At 16:23 4/9/96 -0500, BBRANDT@TCMAIL.FRCO.COM wrote:
>> The HP ratings that Sears uses are false advertising in my opinion. I
>>notice that their 5 HP model has a maximum current draw of 14.7 amp @ 120v
>>-the same as my 3.5 HP unit. I short, the MAXIMUM input power on their 5
>>HP model is a bit over 2 HP. How they rate the maximum output at 5 HP is a
>>true feat of wonder and a violation of the basic laws of nature! I also
>>notice that they do this same trick on most of their power tools.
>Sears quotes the max hp developed by their motors *at stall*. While this is
>a legitimate rating it hardly reflects the true capability of most tools. It
>works great with a table saw because as you bog the motor down in cutting

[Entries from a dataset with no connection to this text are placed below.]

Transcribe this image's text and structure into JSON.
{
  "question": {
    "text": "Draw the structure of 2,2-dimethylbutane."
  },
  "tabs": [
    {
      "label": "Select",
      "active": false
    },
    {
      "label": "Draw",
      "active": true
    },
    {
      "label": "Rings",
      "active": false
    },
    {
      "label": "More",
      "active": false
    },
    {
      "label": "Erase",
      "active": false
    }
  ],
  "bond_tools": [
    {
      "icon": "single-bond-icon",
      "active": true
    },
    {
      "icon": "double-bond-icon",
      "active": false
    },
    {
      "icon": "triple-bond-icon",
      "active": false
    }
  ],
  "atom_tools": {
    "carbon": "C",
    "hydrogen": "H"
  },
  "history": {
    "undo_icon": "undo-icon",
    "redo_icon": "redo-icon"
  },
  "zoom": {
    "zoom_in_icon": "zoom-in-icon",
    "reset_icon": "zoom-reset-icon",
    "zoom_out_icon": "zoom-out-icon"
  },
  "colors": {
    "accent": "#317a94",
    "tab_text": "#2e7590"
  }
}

>heavy material the hp increases to stall but a compressor or sander or other
>tool that does not go to stall is considerably overrated by this method.
>Just my $.02
Understand what Sears is doing and how they rationalize the ratings. An
analogy (although slightly hyperbolic) would be to claim my 1984 stock
Cavalier SW develops 1450 HP. [This is peak HP developed during "rapid
deceleration" - yeah, the brakes absorb the power.] However, no one in
their right mind would sell the car as a 1450 HP car with a little footnote
explaining that SAE HP is not being discussed. Your point concerning the
table saw is well taken, but peak HP ratings have no place on a power tool
that is expected to perform continuous duty. As I remember, power tool
makers use to use the "stall torque" as well as HP in sales literature.
These numbers mean something, both for table saws and compressors.
My point is that Sears' "peak HP" is of no practical use when it comes to
determining how much capacity the tool has, but is a nice advertising
gimmick. Sears may be correct and have the blessing of their legal
department to advertise this type of HP, but they have lost me as a power